- Activity: The lines to find are those in the entries that hold the word "placeholder"; copy every one of them.

### Provided data

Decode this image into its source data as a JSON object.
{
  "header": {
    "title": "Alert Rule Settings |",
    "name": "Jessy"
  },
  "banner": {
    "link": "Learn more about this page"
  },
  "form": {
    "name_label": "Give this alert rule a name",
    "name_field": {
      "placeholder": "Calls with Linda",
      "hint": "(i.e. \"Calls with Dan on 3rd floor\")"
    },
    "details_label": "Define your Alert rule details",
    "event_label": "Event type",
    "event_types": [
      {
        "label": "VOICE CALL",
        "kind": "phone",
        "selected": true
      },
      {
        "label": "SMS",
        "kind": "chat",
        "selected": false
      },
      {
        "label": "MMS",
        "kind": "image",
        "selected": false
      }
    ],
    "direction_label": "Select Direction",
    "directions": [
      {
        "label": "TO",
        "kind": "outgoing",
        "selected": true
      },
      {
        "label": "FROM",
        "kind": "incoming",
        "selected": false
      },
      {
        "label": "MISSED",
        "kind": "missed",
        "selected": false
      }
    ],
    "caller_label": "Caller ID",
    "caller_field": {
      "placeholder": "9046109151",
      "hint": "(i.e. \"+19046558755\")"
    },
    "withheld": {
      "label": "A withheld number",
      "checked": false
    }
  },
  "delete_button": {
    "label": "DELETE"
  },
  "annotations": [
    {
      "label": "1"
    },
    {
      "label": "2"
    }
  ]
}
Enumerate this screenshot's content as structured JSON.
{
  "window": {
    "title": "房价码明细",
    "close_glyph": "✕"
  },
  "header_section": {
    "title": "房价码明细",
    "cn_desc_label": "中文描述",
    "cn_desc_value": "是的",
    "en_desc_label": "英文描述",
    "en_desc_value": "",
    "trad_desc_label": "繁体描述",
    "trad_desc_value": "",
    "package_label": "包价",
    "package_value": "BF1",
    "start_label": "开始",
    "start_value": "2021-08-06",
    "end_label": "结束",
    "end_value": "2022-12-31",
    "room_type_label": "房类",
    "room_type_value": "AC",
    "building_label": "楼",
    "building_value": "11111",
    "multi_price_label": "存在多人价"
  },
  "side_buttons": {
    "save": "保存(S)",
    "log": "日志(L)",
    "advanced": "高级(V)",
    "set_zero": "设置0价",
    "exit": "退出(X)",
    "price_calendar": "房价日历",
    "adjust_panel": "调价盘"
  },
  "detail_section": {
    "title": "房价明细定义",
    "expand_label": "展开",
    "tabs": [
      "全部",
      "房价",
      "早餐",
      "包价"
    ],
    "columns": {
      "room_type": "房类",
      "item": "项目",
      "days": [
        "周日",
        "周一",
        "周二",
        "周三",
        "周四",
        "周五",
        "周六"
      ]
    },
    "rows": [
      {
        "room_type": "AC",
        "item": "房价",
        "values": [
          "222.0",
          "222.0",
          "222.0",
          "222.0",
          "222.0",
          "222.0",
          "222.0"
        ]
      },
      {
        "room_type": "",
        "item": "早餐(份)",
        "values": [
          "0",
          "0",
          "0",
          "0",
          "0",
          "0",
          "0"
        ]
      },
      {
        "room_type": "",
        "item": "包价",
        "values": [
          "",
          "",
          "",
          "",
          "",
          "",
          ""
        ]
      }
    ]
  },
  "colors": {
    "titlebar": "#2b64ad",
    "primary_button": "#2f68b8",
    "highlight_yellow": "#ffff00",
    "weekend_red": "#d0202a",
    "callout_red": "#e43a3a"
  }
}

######

- Your solution:
      "placeholder": "Calls with Linda",
      "placeholder": "9046109151",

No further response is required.